The repetitive movements used in creating a zen garden helps in improving concentration and focus in the present. It allows you to let go of the past and stop worrying about what the future holds. Thus, it lets your mind escape and feel free.
Helps in meditation
The calm and serene environment and minimalist surroundings of a zen garden can help you see the wider perspective of things and find solutions for difficult things. It lets you practice mindful breathing to purge out the toxic thoughts from within.
Boosts problem-solving skills
It not only improves meditation skills, but you will also feel more peace with yourself and be able to find solutions for things faster than before. Thus, a desktop zen garden at the office can increase your efficiency at work and save time too.
If you feel that your mind is too packed up with things to allow creativity to thrive then a zen garden can pull out the stops. You can feel its impact on your creativity and thinking. With focus and meditation, you will improve the fertile inner space to grow new ideas and let the thoughts flow.

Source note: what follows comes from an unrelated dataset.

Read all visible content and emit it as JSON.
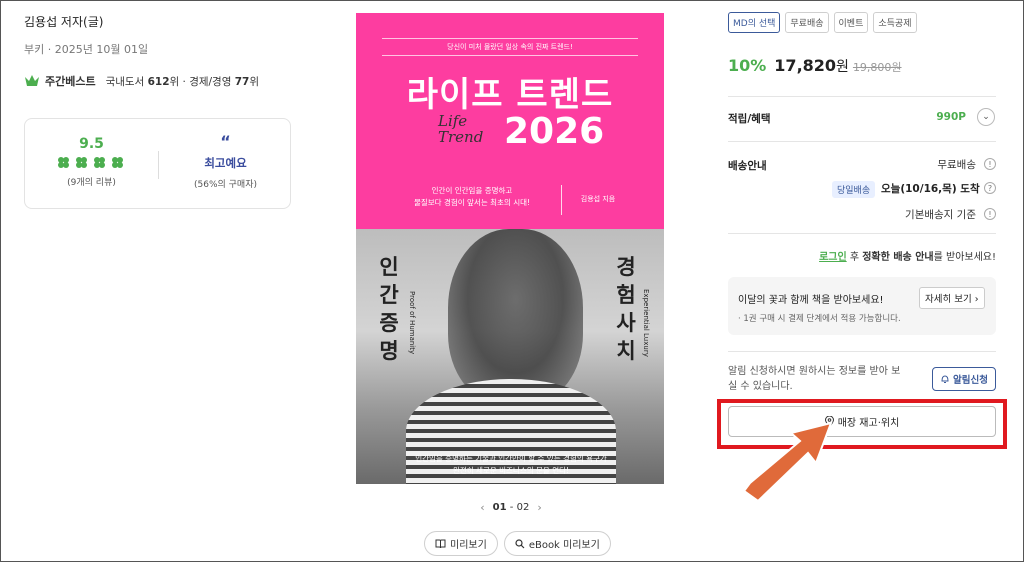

Facelifts your home
Whether you transform your front space or backyard into a zen garden or build an indoor zen desktop for home or office, it enhances the décor and brings in a balance. It uses the Japanese concepts of Fukinsei and Kanso to create a sense of grace and appeal. It also improves feng shui in your home and enhances the overall appeal.
What does a mini zen garden kit include
If you are a beginner trying your hand at creating a desktop or tabletop zen garden, we suggest that you use one of the mini zen garden kits (see Amazon) you can find online. These kits may include objects like a wooden tray, sand, stones, and a rake. A few kits may also include décor items like a Buddha statue, candle or incense sticks holder.
How to transform a sandpit into a Zen garden
If there are kids at home, you still stand a chance to enjoy creating a zen space. You may use a sandpit that the kids like to play in to serve as a zen space. After a play session, carefully rake the sand and put back the decorative stones to have your tranquil corner ready.
What are the good plants for a zen garden
We suggest that you use plants with subtle tones because the ones with loud and lively hues are not the best fit for a zen space. When you take loud colors out of the palate, eyes start contemplating the placement, texture, and depth.
We suggest foliage colors in varying shades of soft blues, greens, or darker reds. You may blend the different shapes and textures, or create a more repetitive design to improve concentration. Some unique ideas include moss logs, bonsai plants, and succulents.